On April 30, 1977, a group of women met in the Plaza de Mayo in front of the Casa Rosada, the seat of government in the center of Argentina’s capital Buenos Aires, after the disappearance of their children.
That meeting occurred while there was a state of siege and the meetings of more than three people were forbidden, and they were forced to leave the square by the police. This is how the March of the Mothers and Grandmothers of the Plaza de Mayo was born.
They were accused of being "crazy" but their struggle to know what had happened to their children remained alive to this day. On more than one occasion they suffered repression from on the hands of security forces of the military dictatorship, again and again, they were violently removed from the Plaza.
"They are worth it, the lives of our children were also worth it. Never is the blood of the people useless. The blood is sown and our children are everywhere, fighting and fighting," said Hebe de Bonafini, president of the Mothers Association of Plaza de Mayo according to Andes news agency.
One of her phrases "the only struggle that is lost is that which is abandoned" reflects their dedication to the cost as the mothers never accepted an economic reparation or compensation from the Argentine state for the death of their children.
They have already carried out 2090 marches through the Plaza de Mayo. Although they are between 85 and 95 years old by now, still every Thursday at 3:30 p.m. local time they perform this symbolic act, around the pyramid of the square at the center of Buenos Aires.
Over the years their struggle for truth and justice for their children expanded to include other social causes concerning Argentina and the region, joining struggles of teachers and social organizations.
For them the 30,000 disappeared in the Argentine dictatorship are their children, because it is a collective fight not individual, they are defenders of human rights and sought to sanction these murders in the courts.
Because of its creation, the Mothers have planned to take out their historical archive so that the citizens know, there will be a tour of the House of Mothers and also a photographic exhibition.
One of their most recognizable projects is the Popular University of the Mothers of Plaza de Mayo which was inaugurated on April 6, 2000 with the presence of representatives of the University of Salamanca of Spain, the Martin Luther King Institute of Cuba, as well as various intellectuals from Latin America.
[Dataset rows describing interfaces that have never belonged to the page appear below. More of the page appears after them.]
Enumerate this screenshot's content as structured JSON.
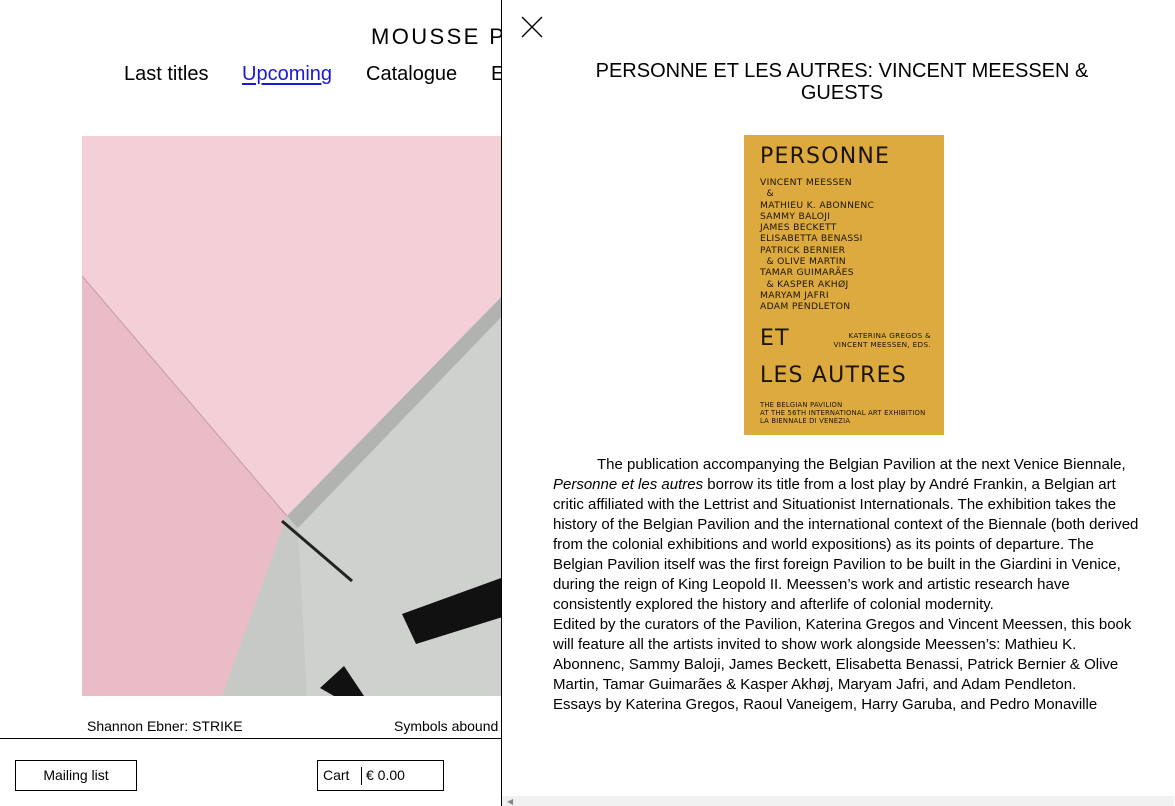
{
  "site": {
    "title": "MOUSSE P"
  },
  "nav": {
    "items": [
      {
        "label": "Last titles"
      },
      {
        "label": "Upcoming"
      },
      {
        "label": "Catalogue"
      },
      {
        "label": "E"
      }
    ]
  },
  "captions": {
    "left": "Shannon Ebner: STRIKE",
    "right": "Symbols abound"
  },
  "footer": {
    "mailing_label": "Mailing list",
    "cart_label": "Cart",
    "cart_total": "€ 0.00"
  },
  "panel": {
    "close_icon": "close-icon",
    "title": "PERSONNE ET LES AUTRES: VINCENT MEESSEN & GUESTS",
    "cover": {
      "background": "#dcaa3e",
      "top": "PERSONNE",
      "names": "VINCENT MEESSEN\n  &\nMATHIEU K. ABONNENC\nSAMMY BALOJI\nJAMES BECKETT\nELISABETTA BENASSI\nPATRICK BERNIER\n  & OLIVE MARTIN\nTAMAR GUIMARÃES\n  & KASPER AKHØJ\nMARYAM JAFRI\nADAM PENDLETON",
      "editors": "KATERINA GREGOS &\nVINCENT MEESSEN, EDS.",
      "middle": "ET",
      "bottom": "LES AUTRES",
      "subtitle": "THE BELGIAN PAVILION\nAT THE 56TH INTERNATIONAL ART EXHIBITION\nLA BIENNALE DI VENEZIA"
    },
    "p1_a": "The publication accompanying the Belgian Pavilion at the next Venice Biennale, ",
    "p1_italic": "Personne et les autres",
    "p1_b": " borrow its title from a lost play by André Frankin, a Belgian art critic affiliated with the Lettrist and Situationist Internationals. The exhibition takes the history of the Belgian Pavilion and the international context of the Biennale (both derived from the colonial exhibitions and world expositions) as its points of departure. The Belgian Pavilion itself was the first foreign Pavilion to be built in the Giardini in Venice, during the reign of King Leopold II. Meessen’s work and artistic research have consistently explored the history and afterlife of colonial modernity.",
    "p2": "Edited by the curators of the Pavilion, Katerina Gregos and Vincent Meessen, this book will feature all the artists invited to show work alongside Meessen’s: Mathieu K. Abonnenc, Sammy Baloji, James Beckett, Elisabetta Benassi, Patrick Bernier & Olive Martin, Tamar Guimarães & Kasper Akhøj, Maryam Jafri, and Adam Pendleton.",
    "p3": "Essays by Katerina Gregos, Raoul Vaneigem, Harry Garuba, and Pedro Monaville"
  }
}
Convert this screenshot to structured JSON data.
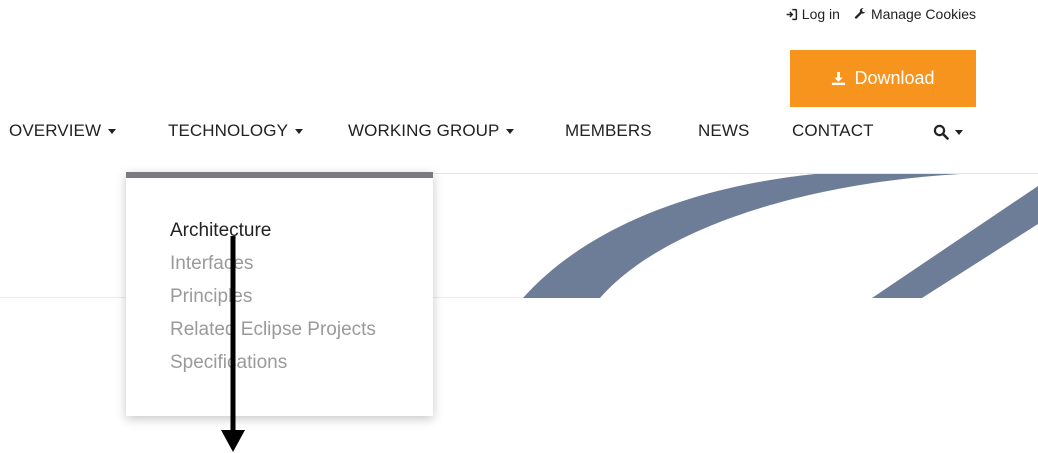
{
  "utility": {
    "login": "Log in",
    "manage_cookies": "Manage Cookies"
  },
  "download": {
    "label": "Download"
  },
  "nav": {
    "items": [
      {
        "label": "OVERVIEW",
        "has_caret": true
      },
      {
        "label": "TECHNOLOGY",
        "has_caret": true
      },
      {
        "label": "WORKING GROUP",
        "has_caret": true
      },
      {
        "label": "MEMBERS",
        "has_caret": false
      },
      {
        "label": "NEWS",
        "has_caret": false
      },
      {
        "label": "CONTACT",
        "has_caret": false
      }
    ],
    "search_icon": "search-icon"
  },
  "technology_dropdown": {
    "items": [
      {
        "label": "Architecture",
        "active": true
      },
      {
        "label": "Interfaces",
        "active": false
      },
      {
        "label": "Principles",
        "active": false
      },
      {
        "label": "Related Eclipse Projects",
        "active": false
      },
      {
        "label": "Specifications",
        "active": false
      }
    ]
  },
  "colors": {
    "accent": "#f7941e",
    "dropdown_border": "#7a7a80",
    "hero_shape": "#6e7d97",
    "inactive_text": "#9a9a9a"
  }
}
The institution was born with the aim of opening a space for the popular sectors to participate in the construction of knowledge and dispute intellectual hegemony. Through the university solidarity ties have been developed with various social movements such as unemployed workers and neighborhood assemblies.
The school offers degrees in Social Work, in History, and Law. There are also courses on Investigative Journalism, Political Economy, Popular Education, Modernity and Genocide, Psychodrama and Cooperativism.
Also in November 2005 the organization inaugurated La Voz de Las Madres radio to counter mainstream media in the country. Its president, Hebe de Bonafini, had a special program on current news entitled Pariendo Sueños.
In 2013 the station was rebranded under the name Radio Madre. Three years later, during the current government of Mauricio Macri, the mothers denounced an attack on the facilities of the station.
In 1999 the organization also inaugurated the Osvaldo Bayer Literary Café in 1999, a cultural space where workshops and artistic activities take place.
The Mission Shared Dreams was an initiative of the Mothers of Plaza de Mayo Foundation to promote the integration of the most vulnerable sectors through the construction of housing and job training.
Since its foundation in 2006, the program incorporated more than 5,000 workers and by 2001 it had already built 4,800 homes, six hospitals, two health centers and a kindergarten.
This project was investigated by the Macri’s government and in February of this year judicial officials tried to raid the headquarters of the foundation over alleged corruption, allegations that were dismissed by the foundation’s leader.
"We have been harassed in many ways for a long time, and this is another maneuver," Hebe de Bonafini had said after the attempted search.
The organization has so far found 127 grandchildren as part of their search for 500 babies that were taken away from their activist mothers and families and believed to have been stolen by military families, sold or abandoned into government institutions.